Thursday, August 04, 2016

Article: 3 Key Things Skeptics Will Say to Shame Your Kids for Being Christians by Natasha Crain

As I have said before, it is my conviction that Natasha Crain is doing some of the most important writing in apologetics today.  She understands the challenges our kids face and does an outstanding job equipping parents to teach their children about the truth of Christianity.

Her latest blog offers answers to 3 claims that skeptics will direct at young Christians in an attempt to shame them.  It is my experience that not only are these charges leveled at young Christians, but adult believers as well!  I personally have had these directed at me by "fundy" atheist types.

Crain deals with the following three claims:

1. “You’ve been indoctrinated.”

2. “If you allow yourself to think critically, you’ll see there’s no reason to believe in God.”

3. “Christians are less intelligent than atheists.
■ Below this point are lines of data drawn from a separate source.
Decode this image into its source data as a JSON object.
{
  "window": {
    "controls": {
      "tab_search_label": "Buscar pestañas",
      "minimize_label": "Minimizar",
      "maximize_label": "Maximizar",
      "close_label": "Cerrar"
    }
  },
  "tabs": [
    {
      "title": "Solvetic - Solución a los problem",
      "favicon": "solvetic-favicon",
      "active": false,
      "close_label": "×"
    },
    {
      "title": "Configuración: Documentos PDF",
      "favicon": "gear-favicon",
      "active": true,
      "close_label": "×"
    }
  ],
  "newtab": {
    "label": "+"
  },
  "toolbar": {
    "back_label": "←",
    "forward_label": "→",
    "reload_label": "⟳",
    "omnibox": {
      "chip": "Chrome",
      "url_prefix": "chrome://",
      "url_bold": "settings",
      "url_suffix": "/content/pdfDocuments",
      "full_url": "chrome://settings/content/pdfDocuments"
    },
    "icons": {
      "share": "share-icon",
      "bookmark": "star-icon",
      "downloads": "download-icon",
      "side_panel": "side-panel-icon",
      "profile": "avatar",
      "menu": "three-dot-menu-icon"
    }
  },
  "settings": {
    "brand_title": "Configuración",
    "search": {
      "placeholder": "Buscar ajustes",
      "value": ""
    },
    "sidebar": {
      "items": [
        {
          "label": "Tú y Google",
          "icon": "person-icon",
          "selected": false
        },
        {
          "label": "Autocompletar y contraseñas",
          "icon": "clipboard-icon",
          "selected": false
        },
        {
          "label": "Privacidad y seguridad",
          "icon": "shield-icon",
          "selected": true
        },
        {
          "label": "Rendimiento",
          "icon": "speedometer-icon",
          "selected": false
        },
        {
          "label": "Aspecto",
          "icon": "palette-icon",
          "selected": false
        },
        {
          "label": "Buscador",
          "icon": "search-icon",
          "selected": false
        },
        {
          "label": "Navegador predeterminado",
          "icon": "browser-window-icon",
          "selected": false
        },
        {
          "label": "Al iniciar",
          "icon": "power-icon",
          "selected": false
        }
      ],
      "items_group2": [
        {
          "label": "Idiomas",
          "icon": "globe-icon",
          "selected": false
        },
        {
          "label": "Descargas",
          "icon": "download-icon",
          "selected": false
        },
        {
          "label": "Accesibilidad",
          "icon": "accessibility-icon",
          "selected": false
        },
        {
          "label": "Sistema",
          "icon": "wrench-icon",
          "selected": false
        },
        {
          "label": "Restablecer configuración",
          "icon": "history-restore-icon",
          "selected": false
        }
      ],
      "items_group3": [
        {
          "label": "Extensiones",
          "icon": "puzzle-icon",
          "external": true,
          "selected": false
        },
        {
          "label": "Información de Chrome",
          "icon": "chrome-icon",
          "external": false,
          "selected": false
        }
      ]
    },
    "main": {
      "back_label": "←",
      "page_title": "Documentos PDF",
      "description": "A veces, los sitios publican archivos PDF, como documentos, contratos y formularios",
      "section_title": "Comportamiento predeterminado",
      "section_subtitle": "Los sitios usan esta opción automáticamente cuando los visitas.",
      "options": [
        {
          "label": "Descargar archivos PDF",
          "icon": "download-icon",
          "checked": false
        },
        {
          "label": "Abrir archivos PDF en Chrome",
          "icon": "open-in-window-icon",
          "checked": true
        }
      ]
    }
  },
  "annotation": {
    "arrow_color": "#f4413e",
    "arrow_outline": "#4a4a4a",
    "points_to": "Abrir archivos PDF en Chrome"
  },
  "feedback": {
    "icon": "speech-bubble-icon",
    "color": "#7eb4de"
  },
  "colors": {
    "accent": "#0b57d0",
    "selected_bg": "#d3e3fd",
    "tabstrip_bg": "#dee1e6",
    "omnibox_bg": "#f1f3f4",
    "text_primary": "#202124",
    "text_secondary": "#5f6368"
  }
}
Studies show it.”

I found all of Natasha's answers helpful, especially her response to #3.  She writes:

"The Implied Shame Claim: You’re stupid if you’re a Christian and that’s not just my opinion—it’s been proven.

You may be surprised to hear that a number of studies have found a negative relationship between intelligence and religiousness—in other words, they suggest that the more intelligent a person is, the less likely they are to be religious. Many passionate atheists are well aware of these studies and use them as ammunition for their arguments that religion is for the poor, ignorant, or unintelligent.

My professional background is in market research (I have an MBA in marketing and statistics) so I decided to personally review the studies that are constantly referenced by skeptics. I explained my findings in detail in my post, Are Christians Less Intelligent Than Atheists? Here’s What Those Studies REALLY Say, and further in Chapter 16 of my book.

Here’s the bottom line of what you should know: Over the last 80+ years, many studies have been done on the relationship between intelligence and religiousness. In 2013, researchers pulled together all the ones that quantified that relationship. Of the 63 studies they identified, roughly half showed no relationship at all. The other half showed at least some kind of negative relationship (the more intelligent you are, the less likely you are to be religious). That said, statistically speaking, it’s not very helpful to simply know there is “some kind” of relationship. You have to know how strong the relationship is to know if it matters. So researchers combined the results of all these individual studies to evaluate that question overall…and found the strength of relationship to be very weak. What do I mean by very weak? A -.17 or -.20 correlation is considered to be a trivial or negligible relationship by most statisticians. In other words, hardly worth mentioning. There is no reasonable basis for suggesting Christians are less intelligent than atheists according to this data."

After answering each claim, she offers a "What Parents Can Do..." section that is most helpful!

Finally, if you have not read Crain's book yet, I would highly recommend it.  You can find our review here.

Courage and Godspeed,
Chad

2 comments:

Vicki H said...

Persians have the highest average IQ of any large population group on earth. They are also converting to Christianity at a very high rate:

http://www.dailykos.com/story/2015/2/5/1362609/-Why-is-Christianity-Growing-So-Fast-in-Iran

So, the studies that claim "religious" people are less intelligent would very much depend on the sample they chose to study.

Were they comparing Ivy-League-educated atheists in Manhattan to devoutly catholic, working-class people in an economically struggling enclave in the rust belt? It wouldn't surprise me if they found an IQ difference. Socio-economic advantages can predict higher IQ and academic success. Did they control for class differences at all? My suspicion would be that they did not.

Saying "Christians are less intelligent" is like saying "black people are more prone to violence." It is a reflection of American cultural prejudices and disproven by *legitimate* social research.

I grew up in southern Appalachia, so by our culture's prejudices I should be very dumb, but somehow I wound up with an IQ of 135 - and I'm also a Christian, so...

Chad said...

Thank you for sharing Vicki!

Godspeed